DESCRIPTION OF THE TASK -> If a line of the data below contains the string "icon", copy it into your answer.

Stored items from a collection:
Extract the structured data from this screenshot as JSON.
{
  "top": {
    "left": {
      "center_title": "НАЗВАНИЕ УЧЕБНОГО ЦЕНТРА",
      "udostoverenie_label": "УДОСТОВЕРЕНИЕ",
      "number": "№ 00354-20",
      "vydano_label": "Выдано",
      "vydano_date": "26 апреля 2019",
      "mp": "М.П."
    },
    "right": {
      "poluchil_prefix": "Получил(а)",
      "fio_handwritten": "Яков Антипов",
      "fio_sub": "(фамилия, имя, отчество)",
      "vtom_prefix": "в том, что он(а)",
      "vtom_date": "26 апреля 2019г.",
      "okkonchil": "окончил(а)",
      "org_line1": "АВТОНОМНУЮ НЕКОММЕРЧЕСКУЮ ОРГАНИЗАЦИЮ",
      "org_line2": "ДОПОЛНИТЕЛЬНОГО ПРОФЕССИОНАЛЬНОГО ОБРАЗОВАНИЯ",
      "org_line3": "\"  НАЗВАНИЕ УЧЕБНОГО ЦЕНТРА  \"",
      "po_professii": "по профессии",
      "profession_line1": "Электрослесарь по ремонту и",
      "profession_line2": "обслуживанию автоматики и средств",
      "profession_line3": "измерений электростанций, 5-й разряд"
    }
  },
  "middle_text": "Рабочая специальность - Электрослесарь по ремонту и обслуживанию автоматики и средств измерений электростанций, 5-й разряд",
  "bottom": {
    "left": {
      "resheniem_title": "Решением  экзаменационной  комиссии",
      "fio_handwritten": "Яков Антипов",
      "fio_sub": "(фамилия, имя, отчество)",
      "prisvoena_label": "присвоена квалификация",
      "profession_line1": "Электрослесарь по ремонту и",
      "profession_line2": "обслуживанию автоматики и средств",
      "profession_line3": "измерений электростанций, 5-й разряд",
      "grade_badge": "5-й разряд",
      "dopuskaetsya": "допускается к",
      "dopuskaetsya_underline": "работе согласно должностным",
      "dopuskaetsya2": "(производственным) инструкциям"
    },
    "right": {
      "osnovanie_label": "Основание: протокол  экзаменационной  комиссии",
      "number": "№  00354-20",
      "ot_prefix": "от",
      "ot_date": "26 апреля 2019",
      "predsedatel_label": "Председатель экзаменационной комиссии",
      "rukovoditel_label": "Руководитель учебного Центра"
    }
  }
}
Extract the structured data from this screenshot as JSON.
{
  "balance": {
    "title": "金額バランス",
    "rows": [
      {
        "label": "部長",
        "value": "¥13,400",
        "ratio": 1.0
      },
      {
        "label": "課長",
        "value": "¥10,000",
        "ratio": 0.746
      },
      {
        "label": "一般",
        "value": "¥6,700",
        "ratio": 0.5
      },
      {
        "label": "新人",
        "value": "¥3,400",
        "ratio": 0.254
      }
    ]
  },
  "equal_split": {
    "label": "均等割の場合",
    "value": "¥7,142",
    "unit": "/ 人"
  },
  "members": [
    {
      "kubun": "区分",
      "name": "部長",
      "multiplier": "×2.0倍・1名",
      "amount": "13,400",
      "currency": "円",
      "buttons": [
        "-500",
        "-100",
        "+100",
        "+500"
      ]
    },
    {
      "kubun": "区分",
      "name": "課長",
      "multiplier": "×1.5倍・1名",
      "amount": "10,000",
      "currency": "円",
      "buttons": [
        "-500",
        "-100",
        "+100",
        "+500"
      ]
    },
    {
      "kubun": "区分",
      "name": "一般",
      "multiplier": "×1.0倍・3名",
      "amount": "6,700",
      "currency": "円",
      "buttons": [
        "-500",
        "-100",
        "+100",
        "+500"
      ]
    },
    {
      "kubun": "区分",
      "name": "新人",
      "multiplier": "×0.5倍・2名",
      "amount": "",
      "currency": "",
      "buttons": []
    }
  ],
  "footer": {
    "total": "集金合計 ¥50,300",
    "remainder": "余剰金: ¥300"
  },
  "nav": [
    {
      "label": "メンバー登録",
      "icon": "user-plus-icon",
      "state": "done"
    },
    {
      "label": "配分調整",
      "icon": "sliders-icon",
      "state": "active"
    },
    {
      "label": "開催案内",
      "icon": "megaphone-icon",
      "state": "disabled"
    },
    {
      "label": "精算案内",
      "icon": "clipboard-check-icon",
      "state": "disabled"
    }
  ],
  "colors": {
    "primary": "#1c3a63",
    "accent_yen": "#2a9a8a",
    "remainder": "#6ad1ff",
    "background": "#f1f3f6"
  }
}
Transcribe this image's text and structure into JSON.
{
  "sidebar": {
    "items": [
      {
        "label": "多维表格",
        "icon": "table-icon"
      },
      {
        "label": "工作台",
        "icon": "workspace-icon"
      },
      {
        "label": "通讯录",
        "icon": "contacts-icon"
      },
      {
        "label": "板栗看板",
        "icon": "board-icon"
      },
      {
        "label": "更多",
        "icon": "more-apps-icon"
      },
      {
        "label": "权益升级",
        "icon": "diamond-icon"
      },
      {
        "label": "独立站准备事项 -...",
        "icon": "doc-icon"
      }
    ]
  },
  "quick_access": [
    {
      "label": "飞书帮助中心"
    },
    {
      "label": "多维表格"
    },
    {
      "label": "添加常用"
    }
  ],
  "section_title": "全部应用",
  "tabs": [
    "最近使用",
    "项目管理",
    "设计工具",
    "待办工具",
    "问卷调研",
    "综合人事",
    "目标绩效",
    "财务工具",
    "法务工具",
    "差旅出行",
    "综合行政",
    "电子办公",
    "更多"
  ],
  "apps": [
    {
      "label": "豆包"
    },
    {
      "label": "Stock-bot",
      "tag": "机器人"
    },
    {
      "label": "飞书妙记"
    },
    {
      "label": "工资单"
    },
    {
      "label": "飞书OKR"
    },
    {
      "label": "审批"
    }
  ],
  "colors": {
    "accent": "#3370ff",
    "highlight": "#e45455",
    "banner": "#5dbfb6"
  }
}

ANSWER ->
      "icon": "user-plus-icon",
      "icon": "sliders-icon",
      "icon": "megaphone-icon",
      "icon": "clipboard-check-icon",
        "icon": "table-icon"
        "icon": "workspace-icon"
        "icon": "contacts-icon"
        "icon": "board-icon"
        "icon": "more-apps-icon"
        "icon": "diamond-icon"
        "icon": "doc-icon"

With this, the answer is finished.